Today kicks off McGill’s Second Disability Awareness Week: Inclusion – celebrating sustainable campus practices. Schulich Library has retired its Canadian Patents Exhibit that used to live in the display case on the main floor and has replaced it with an exhibit highlighting the 7 Principles of Universal Design. The Center for Universal Design at North Carolina State University defines Universal Design as: The design of products and environments to be usable by all people, to the greatest extent possible, without the need for adaptation or specialized design.The Office for Students with Disabilities at McGill tells us that “Universal Design is the model most Higher Education Disability service providers in North America are turning to…Design and conception are the focus, rather than the individual or any specific impairment. Universal Design is originally and historically an architectural framework which includes 7 principles.” Come to Schulich Library and visit the 7 Principles of Universal Design Exhibit. The exhibit includes pictures and objects that exemplify each of the principles. You might be surprised by how many everyday objects and architectural features are informed by Universal Design principles.

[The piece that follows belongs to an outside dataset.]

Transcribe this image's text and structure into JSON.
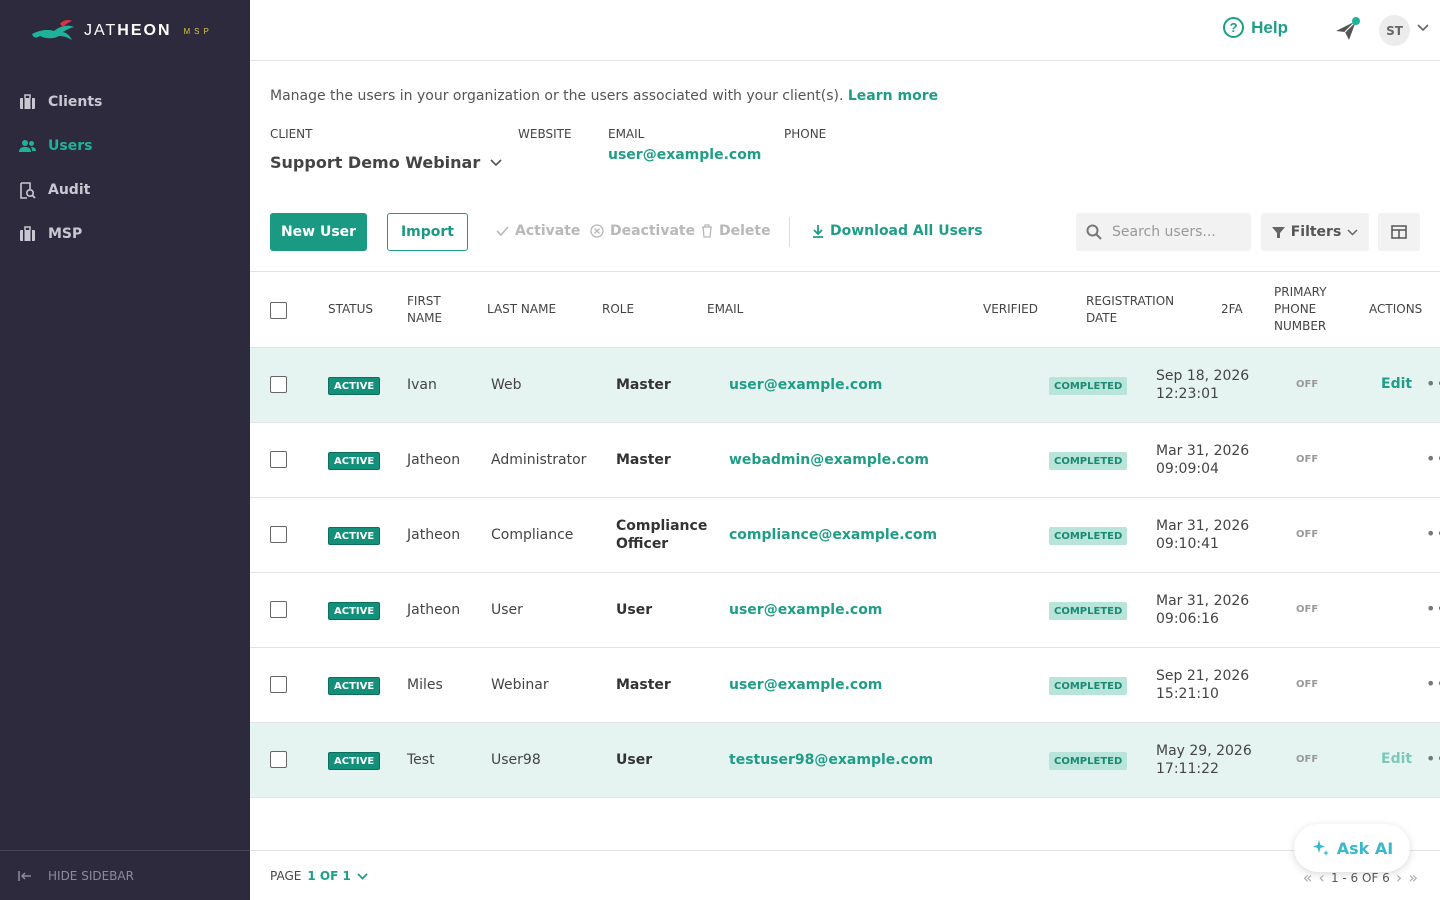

The 7 Principles of Universal Design:
PRINCIPLE ONE: Equitable Use The design is useful and marketable to people with diverse abilities.
PRINCIPLE TWO:Flexibility in Use The design accommodates a wide range of individual preferences and abilities.
PRINCIPLE THREE: Simple and Intuitive Use Use of the design is easy to understand, regardless of the user’s experience, knowledge, language skills, or current concentration level.
PRINCIPLE FOUR:Perceptible Information The design communicates necessary information effectively to the user, regardless of ambient conditions or the user’s sensory abilities.
PRINCIPLE FIVE: Tolerance for Error The design minimizes hazards and the adverse consequences of accidental or unintended actions.
PRINCIPLE SIX:Low Physical Effort The design can be used efficiently and comfortably and with a minimum of fatigue.
PRINCIPLE SEVEN: Size and Space for Approach and Use Appropriate size and space is provided for approach, reach, manipulation, and use regardless of user’s body size, posture, or mobility.
Springer is one of the major publishers in the world of science and technology. It has an online platform for its ebooks, called SpringerLink. It recently changed its interface. Unfortunately, the migration caused some of McGill Library’s ebooks to go temporarily missing from the collection. If you see a Springer ebook in the Library’s Catalogue but cannot open the full text following the “Find it” link, you could try pressing the “Access old SpringerLink” button on the top right of the screen. This will take you to the old platform where you may be able to open the full text.
Additionally, if you cannot find a recently published Springer book in the Library’s catalogue, try going to SpingerLink directly and searching by the title or author. Sometimes the catalogue records come later than the ebooks. Please note that you need to turn on VPN or log onto EZproxy if you want to access the Library’s electronic resources from off campus.
I have had a few interesting discussions with students about reading journal articles. Specifically, we discussed how to read journal articles in order to make them understandable and how to extract relevant information from the contents of an article. There is a great online tutorial from Purdue University Libraries that explains How to Read a Scientific Paper, which I find useful for both teaching and learning this subject.